Show 'Loop through all selected workbooks For i = 1 To temp File Dialog. Please follow these steps for importing a complete folder of Excel files.
Have you ever been stuck when you have to combine multiple workbooks into a master workbook in Excel?
Open Filename:=x Str Path & x Str FName, Read Only:=True x Str AWBName = Active Workbook.
Display Alerts = True End Sub Sub Merge Sheets2() 'Updated by Extendoffice 2019/2/20 Dim x Str Path As String Dim x Str FName As String Dim x WS As Worksheet Dim x MWS As Worksheet Dim x TWB As Workbook Dim x Str AWBName As String Dim x I As Integer On Error Resume Next x Str Path = " C:\Users\DT168\Desktop\KTE\" x Str Name = "Sheet1, Sheet3" x Arr = Split(x Str Name, ",") Application. Display Alerts = False Set x TWB = This Workbook x Str FName = Dir(x Str Path & "*.xlsx") Do While Len(x Str FName) 0 Workbooks.

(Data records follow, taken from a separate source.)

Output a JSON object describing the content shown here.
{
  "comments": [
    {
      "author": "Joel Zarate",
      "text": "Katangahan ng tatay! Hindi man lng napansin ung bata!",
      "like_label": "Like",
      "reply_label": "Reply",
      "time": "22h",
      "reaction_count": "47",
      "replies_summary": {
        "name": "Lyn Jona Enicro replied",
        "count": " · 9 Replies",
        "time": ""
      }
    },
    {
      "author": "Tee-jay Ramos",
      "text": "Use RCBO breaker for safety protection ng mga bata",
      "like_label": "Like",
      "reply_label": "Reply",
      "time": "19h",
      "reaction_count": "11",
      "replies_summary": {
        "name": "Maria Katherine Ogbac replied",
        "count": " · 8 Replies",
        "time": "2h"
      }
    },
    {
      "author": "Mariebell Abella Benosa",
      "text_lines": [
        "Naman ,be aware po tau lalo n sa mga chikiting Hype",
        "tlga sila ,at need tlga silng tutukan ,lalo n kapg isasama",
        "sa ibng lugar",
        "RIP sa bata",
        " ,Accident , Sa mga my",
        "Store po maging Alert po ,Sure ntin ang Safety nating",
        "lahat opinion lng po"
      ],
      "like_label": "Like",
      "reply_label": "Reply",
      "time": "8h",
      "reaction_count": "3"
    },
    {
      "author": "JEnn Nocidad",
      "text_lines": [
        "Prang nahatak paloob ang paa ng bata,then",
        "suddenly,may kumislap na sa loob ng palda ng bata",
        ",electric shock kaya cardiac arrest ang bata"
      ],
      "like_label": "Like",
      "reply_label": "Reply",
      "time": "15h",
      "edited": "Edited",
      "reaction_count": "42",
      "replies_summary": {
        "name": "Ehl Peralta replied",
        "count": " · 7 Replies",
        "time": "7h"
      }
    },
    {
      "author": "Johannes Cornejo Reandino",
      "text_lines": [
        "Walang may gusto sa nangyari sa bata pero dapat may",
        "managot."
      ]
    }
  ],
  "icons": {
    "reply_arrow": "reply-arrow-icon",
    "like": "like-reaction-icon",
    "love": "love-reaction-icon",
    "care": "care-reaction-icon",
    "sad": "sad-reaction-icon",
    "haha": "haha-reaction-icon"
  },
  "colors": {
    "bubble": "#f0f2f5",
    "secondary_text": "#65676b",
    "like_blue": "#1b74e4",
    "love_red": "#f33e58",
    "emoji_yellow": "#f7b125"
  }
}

In this case you’ll replace E:\Combine with the location and name of your workbook.
You’ll also replace January$ and February$ with your corresponding worksheet names.
The word “Union” tells Microsoft Query that we wish to stack the data from the January worksheet on top of the data from the February worksheet.

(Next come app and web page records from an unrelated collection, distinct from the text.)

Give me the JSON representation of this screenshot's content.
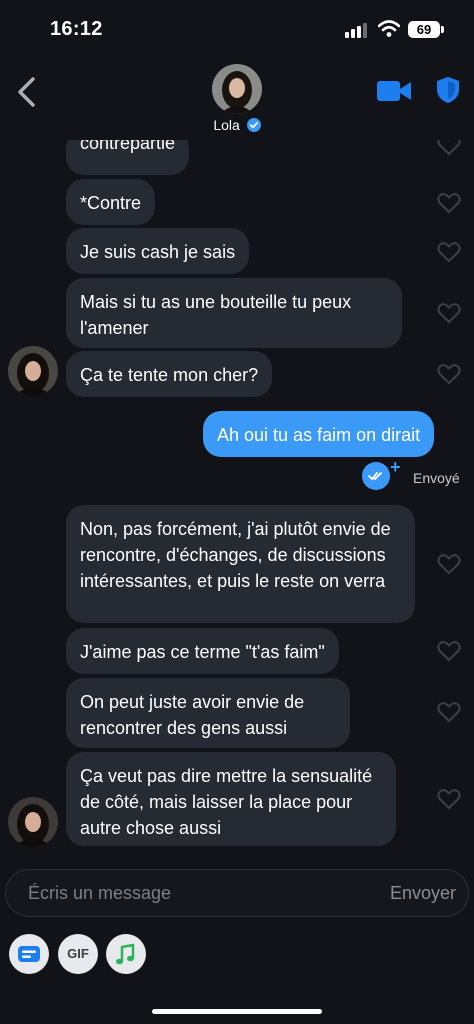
{
  "status_bar": {
    "time": "16:12",
    "battery": "69"
  },
  "header": {
    "name": "Lola",
    "verified": true
  },
  "messages": [
    {
      "id": "m1",
      "direction": "received",
      "text": "contrepartie",
      "liked": false
    },
    {
      "id": "m2",
      "direction": "received",
      "text": "*Contre",
      "liked": false
    },
    {
      "id": "m3",
      "direction": "received",
      "text": "Je suis cash je sais",
      "liked": false
    },
    {
      "id": "m4",
      "direction": "received",
      "text": "Mais si tu as une bouteille tu peux l'amener",
      "liked": false
    },
    {
      "id": "m5",
      "direction": "received",
      "text": "Ça te tente mon cher?",
      "liked": false
    },
    {
      "id": "m6",
      "direction": "sent",
      "text": "Ah oui tu as faim on dirait"
    },
    {
      "id": "m7",
      "direction": "received",
      "text": "Non, pas forcément, j'ai plutôt envie de rencontre, d'échanges, de discussions intéressantes, et puis le reste on verra",
      "liked": false
    },
    {
      "id": "m8",
      "direction": "received",
      "text": "J'aime pas ce terme \"t'as faim\"",
      "liked": false
    },
    {
      "id": "m9",
      "direction": "received",
      "text": "On peut juste avoir envie de rencontrer des gens aussi",
      "liked": false
    },
    {
      "id": "m10",
      "direction": "received",
      "text": "Ça veut pas dire mettre la sensualité de côté, mais laisser la place pour autre chose aussi",
      "liked": false
    }
  ],
  "sent_status": "Envoyé",
  "composer": {
    "placeholder": "Écris un message",
    "send_label": "Envoyer"
  },
  "toolbar": {
    "gif_label": "GIF"
  },
  "colors": {
    "background": "#111318",
    "received_bubble": "#262a33",
    "sent_bubble": "#3b9af7",
    "accent": "#1e7ef0",
    "music_icon": "#2bb35a"
  }
}
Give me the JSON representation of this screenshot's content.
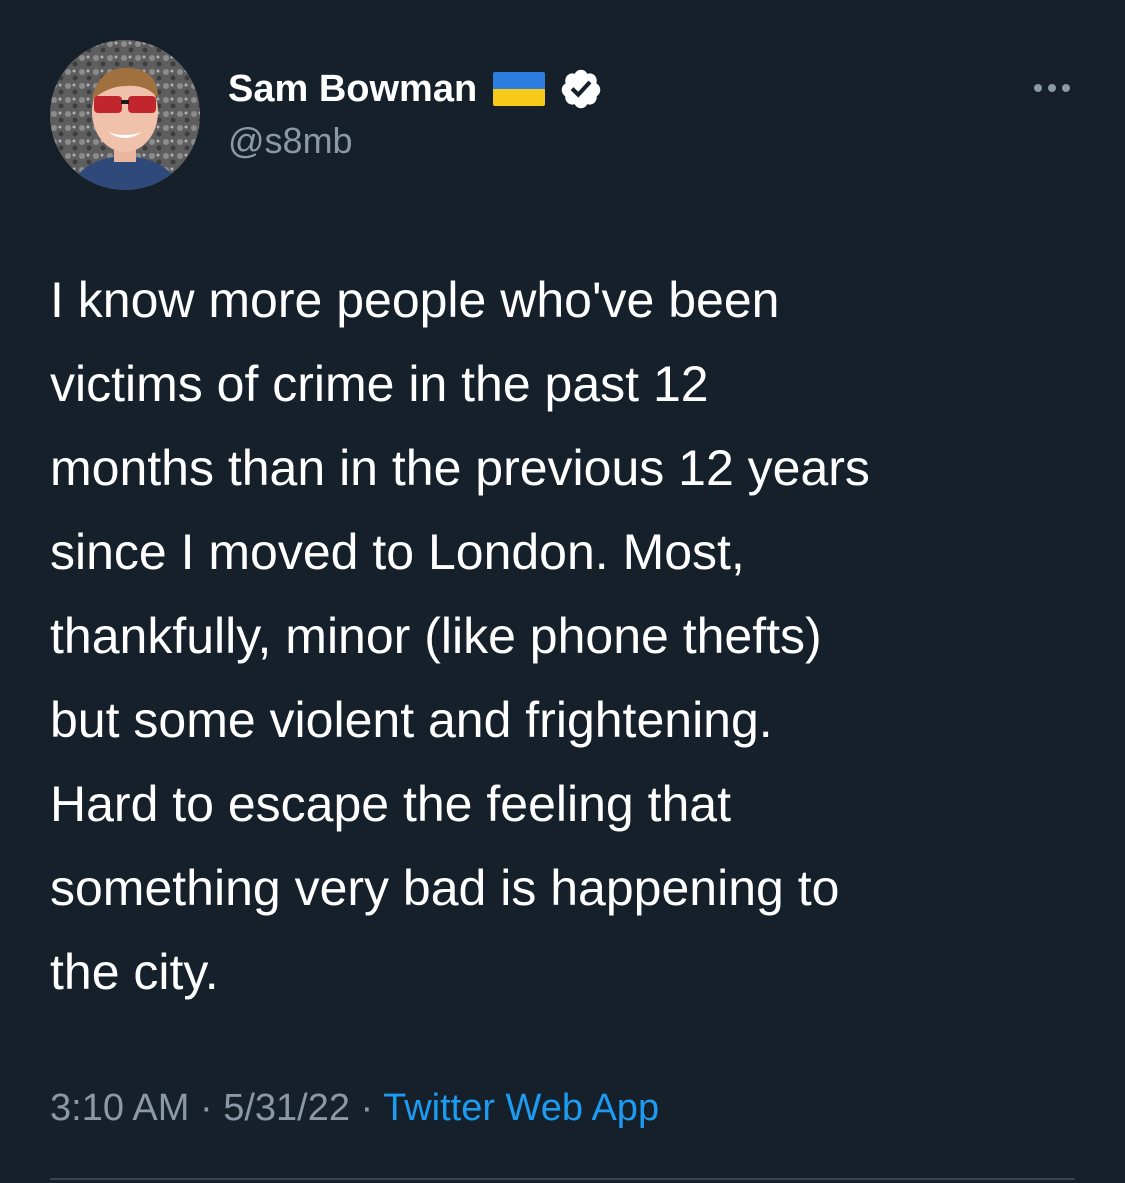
{
  "author": {
    "display_name": "Sam Bowman",
    "handle": "@s8mb",
    "flag_icon": "ukraine-flag-icon",
    "verified_icon": "verified-badge-icon"
  },
  "more_icon": "more-options-icon",
  "tweet": {
    "lines": [
      "I know more people who've been",
      "victims of crime in the past 12",
      "months than in the previous 12 years",
      "since I moved to London. Most,",
      "thankfully, minor (like phone thefts)",
      "but some violent and frightening.",
      "Hard to escape the feeling that",
      "something very bad is happening to",
      "the city."
    ]
  },
  "meta": {
    "time": "3:10 AM",
    "separator": " · ",
    "date": "5/31/22",
    "source": "Twitter Web App"
  },
  "colors": {
    "background": "#15202b",
    "text": "#ffffff",
    "secondary": "#8b98a5",
    "link": "#1d9bf0"
  }
}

You can keep adding Union and Select statements as needed.
The most terrible thing is that the workbooks you need to combine contain multiple worksheets.
And how to combine only the specified worksheets of multiple workbooks into one workbook?

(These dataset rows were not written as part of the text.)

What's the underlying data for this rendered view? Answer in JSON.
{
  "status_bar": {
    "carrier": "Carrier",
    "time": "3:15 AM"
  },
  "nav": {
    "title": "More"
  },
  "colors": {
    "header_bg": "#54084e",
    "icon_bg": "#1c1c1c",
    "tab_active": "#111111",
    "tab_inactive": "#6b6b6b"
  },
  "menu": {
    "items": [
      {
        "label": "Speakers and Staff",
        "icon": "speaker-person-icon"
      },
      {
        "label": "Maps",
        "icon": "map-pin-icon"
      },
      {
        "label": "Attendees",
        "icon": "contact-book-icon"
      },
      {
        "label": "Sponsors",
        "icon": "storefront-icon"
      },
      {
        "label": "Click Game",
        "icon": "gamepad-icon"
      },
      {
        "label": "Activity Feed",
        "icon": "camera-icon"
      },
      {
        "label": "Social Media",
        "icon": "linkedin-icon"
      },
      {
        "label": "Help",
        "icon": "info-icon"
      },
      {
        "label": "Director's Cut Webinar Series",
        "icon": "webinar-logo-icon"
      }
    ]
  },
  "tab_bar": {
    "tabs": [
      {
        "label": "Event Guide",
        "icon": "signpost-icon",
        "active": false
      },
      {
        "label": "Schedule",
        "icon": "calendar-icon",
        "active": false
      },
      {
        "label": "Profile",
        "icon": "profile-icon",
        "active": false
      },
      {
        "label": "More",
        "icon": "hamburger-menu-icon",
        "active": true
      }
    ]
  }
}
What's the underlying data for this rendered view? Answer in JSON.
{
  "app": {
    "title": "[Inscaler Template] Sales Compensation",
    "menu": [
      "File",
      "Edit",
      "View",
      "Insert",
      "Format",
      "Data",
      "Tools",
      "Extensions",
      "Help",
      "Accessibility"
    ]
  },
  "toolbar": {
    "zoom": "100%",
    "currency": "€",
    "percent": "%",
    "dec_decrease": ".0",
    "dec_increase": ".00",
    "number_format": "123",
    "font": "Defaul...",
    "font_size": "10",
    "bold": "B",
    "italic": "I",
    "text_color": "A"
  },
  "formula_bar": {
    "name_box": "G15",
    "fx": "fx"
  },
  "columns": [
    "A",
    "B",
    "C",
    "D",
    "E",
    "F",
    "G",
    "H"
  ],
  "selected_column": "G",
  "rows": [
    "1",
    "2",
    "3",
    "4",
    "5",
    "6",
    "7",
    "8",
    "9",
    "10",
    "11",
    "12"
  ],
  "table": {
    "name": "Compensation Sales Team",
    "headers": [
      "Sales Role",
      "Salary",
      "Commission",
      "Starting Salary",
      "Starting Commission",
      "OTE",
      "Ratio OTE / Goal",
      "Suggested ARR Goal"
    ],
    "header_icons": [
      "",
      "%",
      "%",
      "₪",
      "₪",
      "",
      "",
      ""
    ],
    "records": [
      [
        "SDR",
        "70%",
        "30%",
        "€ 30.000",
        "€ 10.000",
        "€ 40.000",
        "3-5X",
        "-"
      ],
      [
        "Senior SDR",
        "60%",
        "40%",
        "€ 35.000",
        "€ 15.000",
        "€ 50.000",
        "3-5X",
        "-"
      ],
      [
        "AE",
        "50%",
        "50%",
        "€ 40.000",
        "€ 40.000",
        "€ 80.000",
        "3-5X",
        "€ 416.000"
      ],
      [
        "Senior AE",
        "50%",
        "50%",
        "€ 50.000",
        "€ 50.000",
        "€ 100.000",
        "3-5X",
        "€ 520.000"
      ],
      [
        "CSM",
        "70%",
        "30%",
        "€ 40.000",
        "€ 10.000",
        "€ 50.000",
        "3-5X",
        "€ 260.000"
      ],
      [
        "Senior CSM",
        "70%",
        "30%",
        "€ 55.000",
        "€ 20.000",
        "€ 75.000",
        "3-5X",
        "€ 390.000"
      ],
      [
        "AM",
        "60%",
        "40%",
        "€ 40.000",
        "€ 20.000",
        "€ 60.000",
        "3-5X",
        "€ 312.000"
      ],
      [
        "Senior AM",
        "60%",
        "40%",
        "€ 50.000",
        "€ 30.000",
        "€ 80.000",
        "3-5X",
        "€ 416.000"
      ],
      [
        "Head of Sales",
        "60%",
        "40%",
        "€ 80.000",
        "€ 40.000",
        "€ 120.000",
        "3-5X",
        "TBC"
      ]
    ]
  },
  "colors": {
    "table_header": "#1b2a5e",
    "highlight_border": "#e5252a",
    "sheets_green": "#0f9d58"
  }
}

The process I’ll describe can work within an existing workbook, or you can pull data from multiple workbooks.
The only change you’ll make is with regard to the workbook and sheet names, so for this article we’ll assume you’re combining data from within the same workbook.
Alternatively, you can use Power Query in Excel 2013, renamed Get and Transform in Excel 2016, but those features require far more experience with database queries than the average Excel user has accumulated at this point.